[Items from a data source]
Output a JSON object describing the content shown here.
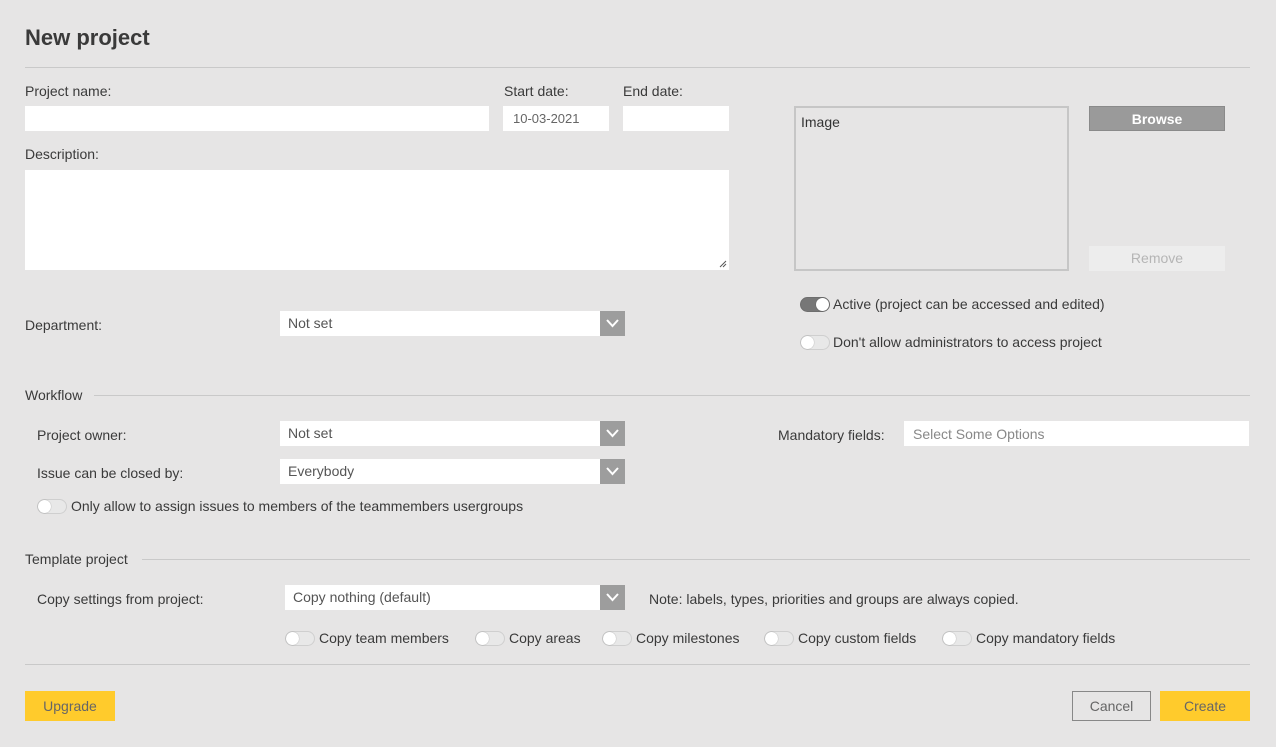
{
  "dialog": {
    "title": "New project"
  },
  "fields": {
    "project_name_label": "Project name:",
    "project_name_value": "",
    "start_date_label": "Start date:",
    "start_date_value": "10-03-2021",
    "end_date_label": "End date:",
    "end_date_value": "",
    "description_label": "Description:",
    "description_value": "",
    "department_label": "Department:",
    "department_value": "Not set"
  },
  "image": {
    "placeholder": "Image",
    "browse_label": "Browse",
    "remove_label": "Remove"
  },
  "toggles": {
    "active_label": "Active (project can be accessed and edited)",
    "active_on": true,
    "no_admin_label": "Don't allow administrators to access project",
    "no_admin_on": false
  },
  "workflow": {
    "section_label": "Workflow",
    "owner_label": "Project owner:",
    "owner_value": "Not set",
    "closed_by_label": "Issue can be closed by:",
    "closed_by_value": "Everybody",
    "mandatory_label": "Mandatory fields:",
    "mandatory_placeholder": "Select Some Options",
    "assign_toggle_label": "Only allow to assign issues to members of the teammembers usergroups",
    "assign_toggle_on": false
  },
  "template": {
    "section_label": "Template project",
    "copy_label": "Copy settings from project:",
    "copy_value": "Copy nothing (default)",
    "note": "Note: labels, types, priorities and groups are always copied.",
    "options": [
      {
        "label": "Copy team members",
        "on": false
      },
      {
        "label": "Copy areas",
        "on": false
      },
      {
        "label": "Copy milestones",
        "on": false
      },
      {
        "label": "Copy custom fields",
        "on": false
      },
      {
        "label": "Copy mandatory fields",
        "on": false
      }
    ]
  },
  "footer": {
    "upgrade_label": "Upgrade",
    "cancel_label": "Cancel",
    "create_label": "Create"
  },
  "colors": {
    "background": "#e6e5e5",
    "accent_yellow": "#ffcb2c",
    "button_gray": "#9a9a9a"
  }
}
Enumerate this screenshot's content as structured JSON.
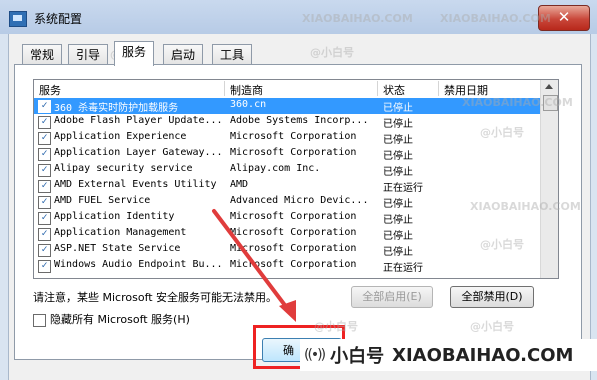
{
  "window": {
    "title": "系统配置",
    "close_glyph": "✕"
  },
  "tabs": [
    {
      "label": "常规",
      "active": false
    },
    {
      "label": "引导",
      "active": false
    },
    {
      "label": "服务",
      "active": true
    },
    {
      "label": "启动",
      "active": false
    },
    {
      "label": "工具",
      "active": false
    }
  ],
  "columns": {
    "service": "服务",
    "manufacturer": "制造商",
    "status": "状态",
    "disabled_date": "禁用日期"
  },
  "services": [
    {
      "name": "360 杀毒实时防护加载服务",
      "manufacturer": "360.cn",
      "status": "已停止",
      "checked": true,
      "selected": true
    },
    {
      "name": "Adobe Flash Player Update...",
      "manufacturer": "Adobe Systems Incorp...",
      "status": "已停止",
      "checked": true,
      "selected": false
    },
    {
      "name": "Application Experience",
      "manufacturer": "Microsoft Corporation",
      "status": "已停止",
      "checked": true,
      "selected": false
    },
    {
      "name": "Application Layer Gateway...",
      "manufacturer": "Microsoft Corporation",
      "status": "已停止",
      "checked": true,
      "selected": false
    },
    {
      "name": "Alipay security service",
      "manufacturer": "Alipay.com Inc.",
      "status": "已停止",
      "checked": true,
      "selected": false
    },
    {
      "name": "AMD External Events Utility",
      "manufacturer": "AMD",
      "status": "正在运行",
      "checked": true,
      "selected": false
    },
    {
      "name": "AMD FUEL Service",
      "manufacturer": "Advanced Micro Devic...",
      "status": "已停止",
      "checked": true,
      "selected": false
    },
    {
      "name": "Application Identity",
      "manufacturer": "Microsoft Corporation",
      "status": "已停止",
      "checked": true,
      "selected": false
    },
    {
      "name": "Application Management",
      "manufacturer": "Microsoft Corporation",
      "status": "已停止",
      "checked": true,
      "selected": false
    },
    {
      "name": "ASP.NET State Service",
      "manufacturer": "Microsoft Corporation",
      "status": "已停止",
      "checked": true,
      "selected": false
    },
    {
      "name": "Windows Audio Endpoint Bu...",
      "manufacturer": "Microsoft Corporation",
      "status": "正在运行",
      "checked": true,
      "selected": false
    }
  ],
  "note": "请注意，某些 Microsoft 安全服务可能无法禁用。",
  "buttons": {
    "enable_all": "全部启用(E)",
    "disable_all": "全部禁用(D)",
    "ok": "确"
  },
  "hide_microsoft": {
    "label": "隐藏所有 Microsoft 服务(H)",
    "checked": false
  },
  "watermark": {
    "domain": "XIAOBAIHAO.COM",
    "cn": "@小白号"
  },
  "brand": {
    "icon": "((•))",
    "name": "小白号",
    "domain": "XIAOBAIHAO.COM"
  },
  "colors": {
    "selection": "#3399ff",
    "highlight_box": "#e22222",
    "arrow": "#e03c3c"
  }
}
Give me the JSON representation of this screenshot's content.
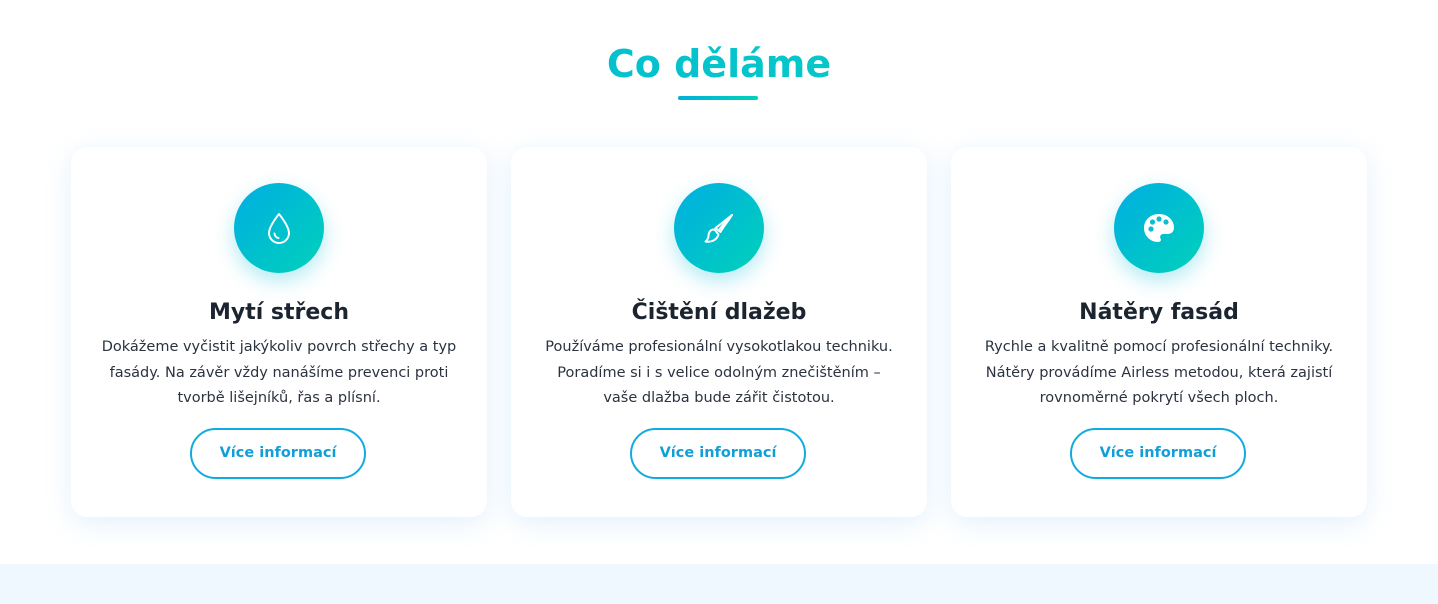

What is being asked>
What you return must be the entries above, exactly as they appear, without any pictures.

Solution for this problem>
Output a JSON object describing the content shown here.
{
  "dialog": {
    "title": "New project"
  },
  "fields": {
    "project_name_label": "Project name:",
    "project_name_value": "",
    "start_date_label": "Start date:",
    "start_date_value": "10-03-2021",
    "end_date_label": "End date:",
    "end_date_value": "",
    "description_label": "Description:",
    "description_value": "",
    "department_label": "Department:",
    "department_value": "Not set"
  },
  "image": {
    "placeholder": "Image",
    "browse_label": "Browse",
    "remove_label": "Remove"
  },
  "toggles": {
    "active_label": "Active (project can be accessed and edited)",
    "active_on": true,
    "no_admin_label": "Don't allow administrators to access project",
    "no_admin_on": false
  },
  "workflow": {
    "section_label": "Workflow",
    "owner_label": "Project owner:",
    "owner_value": "Not set",
    "closed_by_label": "Issue can be closed by:",
    "closed_by_value": "Everybody",
    "mandatory_label": "Mandatory fields:",
    "mandatory_placeholder": "Select Some Options",
    "assign_toggle_label": "Only allow to assign issues to members of the teammembers usergroups",
    "assign_toggle_on": false
  },
  "template": {
    "section_label": "Template project",
    "copy_label": "Copy settings from project:",
    "copy_value": "Copy nothing (default)",
    "note": "Note: labels, types, priorities and groups are always copied.",
    "options": [
      {
        "label": "Copy team members",
        "on": false
      },
      {
        "label": "Copy areas",
        "on": false
      },
      {
        "label": "Copy milestones",
        "on": false
      },
      {
        "label": "Copy custom fields",
        "on": false
      },
      {
        "label": "Copy mandatory fields",
        "on": false
      }
    ]
  },
  "footer": {
    "upgrade_label": "Upgrade",
    "cancel_label": "Cancel",
    "create_label": "Create"
  },
  "colors": {
    "background": "#e6e5e5",
    "accent_yellow": "#ffcb2c",
    "button_gray": "#9a9a9a"
  }
}
Enumerate this screenshot's content as structured JSON.
{
  "window": {
    "title": "系统配置",
    "close_glyph": "✕"
  },
  "tabs": [
    {
      "label": "常规",
      "active": false
    },
    {
      "label": "引导",
      "active": false
    },
    {
      "label": "服务",
      "active": true
    },
    {
      "label": "启动",
      "active": false
    },
    {
      "label": "工具",
      "active": false
    }
  ],
  "columns": {
    "service": "服务",
    "manufacturer": "制造商",
    "status": "状态",
    "disabled_date": "禁用日期"
  },
  "services": [
    {
      "name": "360 杀毒实时防护加载服务",
      "manufacturer": "360.cn",
      "status": "已停止",
      "checked": true,
      "selected": true
    },
    {
      "name": "Adobe Flash Player Update...",
      "manufacturer": "Adobe Systems Incorp...",
      "status": "已停止",
      "checked": true,
      "selected": false
    },
    {
      "name": "Application Experience",
      "manufacturer": "Microsoft Corporation",
      "status": "已停止",
      "checked": true,
      "selected": false
    },
    {
      "name": "Application Layer Gateway...",
      "manufacturer": "Microsoft Corporation",
      "status": "已停止",
      "checked": true,
      "selected": false
    },
    {
      "name": "Alipay security service",
      "manufacturer": "Alipay.com Inc.",
      "status": "已停止",
      "checked": true,
      "selected": false
    },
    {
      "name": "AMD External Events Utility",
      "manufacturer": "AMD",
      "status": "正在运行",
      "checked": true,
      "selected": false
    },
    {
      "name": "AMD FUEL Service",
      "manufacturer": "Advanced Micro Devic...",
      "status": "已停止",
      "checked": true,
      "selected": false
    },
    {
      "name": "Application Identity",
      "manufacturer": "Microsoft Corporation",
      "status": "已停止",
      "checked": true,
      "selected": false
    },
    {
      "name": "Application Management",
      "manufacturer": "Microsoft Corporation",
      "status": "已停止",
      "checked": true,
      "selected": false
    },
    {
      "name": "ASP.NET State Service",
      "manufacturer": "Microsoft Corporation",
      "status": "已停止",
      "checked": true,
      "selected": false
    },
    {
      "name": "Windows Audio Endpoint Bu...",
      "manufacturer": "Microsoft Corporation",
      "status": "正在运行",
      "checked": true,
      "selected": false
    }
  ],
  "note": "请注意，某些 Microsoft 安全服务可能无法禁用。",
  "buttons": {
    "enable_all": "全部启用(E)",
    "disable_all": "全部禁用(D)",
    "ok": "确"
  },
  "hide_microsoft": {
    "label": "隐藏所有 Microsoft 服务(H)",
    "checked": false
  },
  "watermark": {
    "domain": "XIAOBAIHAO.COM",
    "cn": "@小白号"
  },
  "brand": {
    "icon": "((•))",
    "name": "小白号",
    "domain": "XIAOBAIHAO.COM"
  },
  "colors": {
    "selection": "#3399ff",
    "highlight_box": "#e22222",
    "arrow": "#e03c3c"
  }
}
Give me the JSON representation of this screenshot's content.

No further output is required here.